[This is a re-post my of my review from the 2017 Sundance Film Festival. I Don’t Feel at Home in This World Anymore is now available on Netflix.]
We all suffer life’s little indignities. Sometimes it feels like we’re not in the midst of a bad day or a bad week but simply a bad world where we must grind through rudeness, callowness, and the general antipathy from our fellow human beings. Sometimes, we find enough good in our lives to push through, but for those who get crushed under the weight of these cruel cuts, eventually they break. Macon Blair’s I Don’t Feel at Home in This World Anymore follows a woman who has reached that breaking point, and it’s fascinating to watch her find her inner strength emerge as he indulges her misanthropy. Thankfully, a weird, sweet companion helps bring some warmth to a film that sometimes has difficultly finding the right tone.
Ruth (Melanie Lynskey) is deeply unhappy in her life, and reaches a tipping point when her home is robbed. She reaches out to her oddball neighbor Tony (Elijah Wood) for help in tracking down her lost stuff after the police prove ineffective. As Ruth begins to step up and fight her own battles, her sense of empowerment leads her down the path of vigilantism, which ultimately finds her to running into the burglar and his crew .
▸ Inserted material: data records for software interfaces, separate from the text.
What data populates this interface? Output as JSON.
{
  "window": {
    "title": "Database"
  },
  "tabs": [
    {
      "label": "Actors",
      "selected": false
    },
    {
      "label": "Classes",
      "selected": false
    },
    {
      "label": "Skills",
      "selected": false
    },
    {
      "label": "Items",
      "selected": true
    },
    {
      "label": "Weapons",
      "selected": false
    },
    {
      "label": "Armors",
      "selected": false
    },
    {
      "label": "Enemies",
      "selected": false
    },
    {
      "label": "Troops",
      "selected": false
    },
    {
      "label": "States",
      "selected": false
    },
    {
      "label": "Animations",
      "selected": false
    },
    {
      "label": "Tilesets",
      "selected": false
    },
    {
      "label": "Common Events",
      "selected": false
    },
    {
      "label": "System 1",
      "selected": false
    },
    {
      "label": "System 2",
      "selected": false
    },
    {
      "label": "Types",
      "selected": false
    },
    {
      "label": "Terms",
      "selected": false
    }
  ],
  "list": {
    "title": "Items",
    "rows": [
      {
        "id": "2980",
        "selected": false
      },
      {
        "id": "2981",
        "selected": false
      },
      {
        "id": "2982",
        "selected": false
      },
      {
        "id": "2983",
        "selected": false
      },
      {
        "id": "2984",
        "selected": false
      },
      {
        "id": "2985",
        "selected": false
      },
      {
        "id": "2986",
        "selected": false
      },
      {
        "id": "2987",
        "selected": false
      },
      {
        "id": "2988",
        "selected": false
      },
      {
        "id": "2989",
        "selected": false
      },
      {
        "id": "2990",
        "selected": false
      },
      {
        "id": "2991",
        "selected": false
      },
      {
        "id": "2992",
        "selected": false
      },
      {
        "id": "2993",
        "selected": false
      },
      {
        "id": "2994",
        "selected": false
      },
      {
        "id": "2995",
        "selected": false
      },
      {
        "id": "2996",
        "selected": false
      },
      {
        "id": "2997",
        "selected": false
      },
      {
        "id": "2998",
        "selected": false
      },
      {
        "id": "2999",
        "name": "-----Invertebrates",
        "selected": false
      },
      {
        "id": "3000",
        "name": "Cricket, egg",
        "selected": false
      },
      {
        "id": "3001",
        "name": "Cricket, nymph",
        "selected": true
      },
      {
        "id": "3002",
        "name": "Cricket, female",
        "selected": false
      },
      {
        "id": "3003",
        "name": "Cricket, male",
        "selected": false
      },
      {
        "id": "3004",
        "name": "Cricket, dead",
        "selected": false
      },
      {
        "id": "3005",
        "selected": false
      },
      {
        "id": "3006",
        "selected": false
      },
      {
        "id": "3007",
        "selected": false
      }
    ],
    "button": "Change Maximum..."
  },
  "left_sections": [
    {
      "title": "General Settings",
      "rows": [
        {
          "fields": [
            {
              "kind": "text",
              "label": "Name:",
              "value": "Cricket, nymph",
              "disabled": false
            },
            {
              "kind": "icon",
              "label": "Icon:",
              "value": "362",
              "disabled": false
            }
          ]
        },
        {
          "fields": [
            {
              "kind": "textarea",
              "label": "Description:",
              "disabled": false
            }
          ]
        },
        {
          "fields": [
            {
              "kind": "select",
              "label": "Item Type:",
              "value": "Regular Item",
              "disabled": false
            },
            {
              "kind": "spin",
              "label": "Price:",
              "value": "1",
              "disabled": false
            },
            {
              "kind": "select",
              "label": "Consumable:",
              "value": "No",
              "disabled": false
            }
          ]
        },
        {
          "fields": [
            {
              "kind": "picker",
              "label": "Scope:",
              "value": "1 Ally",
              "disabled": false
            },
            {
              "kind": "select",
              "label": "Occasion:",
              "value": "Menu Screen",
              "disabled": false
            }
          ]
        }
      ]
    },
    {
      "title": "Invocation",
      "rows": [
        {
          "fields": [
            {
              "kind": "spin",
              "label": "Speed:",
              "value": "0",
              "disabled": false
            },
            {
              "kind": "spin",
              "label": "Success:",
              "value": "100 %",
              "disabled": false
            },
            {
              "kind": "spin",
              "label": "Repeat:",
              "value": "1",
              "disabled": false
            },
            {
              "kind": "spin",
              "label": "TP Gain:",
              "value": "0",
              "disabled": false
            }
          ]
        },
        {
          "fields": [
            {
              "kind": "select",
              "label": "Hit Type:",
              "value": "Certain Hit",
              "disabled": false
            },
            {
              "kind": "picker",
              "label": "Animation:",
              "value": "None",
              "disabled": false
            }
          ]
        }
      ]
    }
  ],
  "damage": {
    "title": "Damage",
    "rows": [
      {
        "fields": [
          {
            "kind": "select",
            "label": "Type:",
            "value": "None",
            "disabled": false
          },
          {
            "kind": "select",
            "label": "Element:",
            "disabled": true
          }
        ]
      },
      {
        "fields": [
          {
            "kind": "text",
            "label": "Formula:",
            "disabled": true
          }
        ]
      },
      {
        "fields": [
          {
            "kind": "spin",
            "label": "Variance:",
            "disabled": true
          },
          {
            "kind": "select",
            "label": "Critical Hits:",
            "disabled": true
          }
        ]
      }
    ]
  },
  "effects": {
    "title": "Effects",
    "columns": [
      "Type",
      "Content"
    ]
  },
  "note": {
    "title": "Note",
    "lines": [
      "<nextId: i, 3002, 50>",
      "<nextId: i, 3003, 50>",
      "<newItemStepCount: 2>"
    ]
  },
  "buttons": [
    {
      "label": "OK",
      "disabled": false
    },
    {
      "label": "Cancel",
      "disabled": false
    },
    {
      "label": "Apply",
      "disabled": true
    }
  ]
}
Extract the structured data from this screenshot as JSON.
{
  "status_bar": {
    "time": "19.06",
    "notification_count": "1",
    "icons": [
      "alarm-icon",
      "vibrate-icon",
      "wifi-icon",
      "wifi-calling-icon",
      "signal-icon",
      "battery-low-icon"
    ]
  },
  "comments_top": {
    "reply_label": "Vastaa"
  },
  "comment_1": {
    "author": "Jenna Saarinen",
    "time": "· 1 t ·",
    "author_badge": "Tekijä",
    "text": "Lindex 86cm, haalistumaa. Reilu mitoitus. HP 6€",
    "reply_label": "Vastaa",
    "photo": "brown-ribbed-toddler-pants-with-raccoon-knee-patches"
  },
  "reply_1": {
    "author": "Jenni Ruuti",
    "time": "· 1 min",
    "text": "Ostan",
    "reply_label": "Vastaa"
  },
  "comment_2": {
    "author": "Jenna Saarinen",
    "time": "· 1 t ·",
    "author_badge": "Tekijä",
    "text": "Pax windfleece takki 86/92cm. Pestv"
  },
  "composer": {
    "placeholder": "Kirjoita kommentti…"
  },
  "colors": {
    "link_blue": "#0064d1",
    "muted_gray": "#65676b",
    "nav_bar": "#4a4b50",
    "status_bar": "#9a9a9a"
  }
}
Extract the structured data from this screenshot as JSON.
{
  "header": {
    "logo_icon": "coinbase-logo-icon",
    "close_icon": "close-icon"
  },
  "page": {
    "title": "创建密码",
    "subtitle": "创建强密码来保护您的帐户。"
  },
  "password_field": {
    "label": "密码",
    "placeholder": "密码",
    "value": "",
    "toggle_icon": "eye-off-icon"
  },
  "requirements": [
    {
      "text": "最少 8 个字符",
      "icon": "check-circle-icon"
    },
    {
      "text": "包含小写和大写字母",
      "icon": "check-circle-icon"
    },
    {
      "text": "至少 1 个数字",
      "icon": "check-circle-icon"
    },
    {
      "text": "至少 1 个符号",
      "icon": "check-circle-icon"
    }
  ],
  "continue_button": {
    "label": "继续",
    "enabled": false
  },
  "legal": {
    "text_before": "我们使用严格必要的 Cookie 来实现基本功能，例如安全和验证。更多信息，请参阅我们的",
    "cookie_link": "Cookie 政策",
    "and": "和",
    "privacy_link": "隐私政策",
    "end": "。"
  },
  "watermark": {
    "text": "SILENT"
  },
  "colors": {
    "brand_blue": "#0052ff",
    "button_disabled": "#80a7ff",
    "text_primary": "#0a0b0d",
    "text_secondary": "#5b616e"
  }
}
There are times where it seems like Blair has a firm grasp on the story he’s telling, but the problem comes when I Don’t Feel… starts to come off like two completely different stories. Ruth and Tony inhabit a quirky, oddball, slightly dark comedy where Ruth’s soft-spoken nature and Tony’s eccentricities like using a morningstar and throwing stars as weapons come off as bizarre but captivating. They can be violent, but not in a way that feels dangerous or threatening. The burglars, however, feel like they’ve come from a far more sinister picture where the threat they pose is real and immediate. Blair wants to blend these two tones together, and it leads to mixed results.
At times, Ruth and Tony’s escapades feel endearing, especially when you have such strong performances from Lynskey and Wood. Lynskey remains one of the best actresses working today, able to imbue her characters with both a tangible sadness and surprise humor. Her characters never come off as contrived, but rather they feel lived-in, and her grounded performance is essential to Ruth’s quixotic quest and companion. Wood gets the more colorful character, but he never chews the scenery or tries to steal the spotlight. He understands the balance the picture requires, and adds a lot of humanity to Tony.
If the film had remained pitched at Ruth and Tony’s level, it would have been stronger and able to keep its momentum, but Blair gets audacious and wants to push them into darker territory. While I admire Blair’s ambition, and he’s clearly learned some terrific techniques from director Jeremy Saulnier (Blair previously starred in Saulnier’s films), he’s not quite as sure-handed yet, and the tonal shifts can feel abrupt. At one point, Ruth is having an awkward conversation with a detective, and a few scenes later, a guy is getting his hand blown off. It feels like Blair is reaching for both the darkness and the madness the Coen Brothers have displayed in different films, but comes away with an unsatisfying mixture of the two like Raising Arizona meets No Country for Old Men.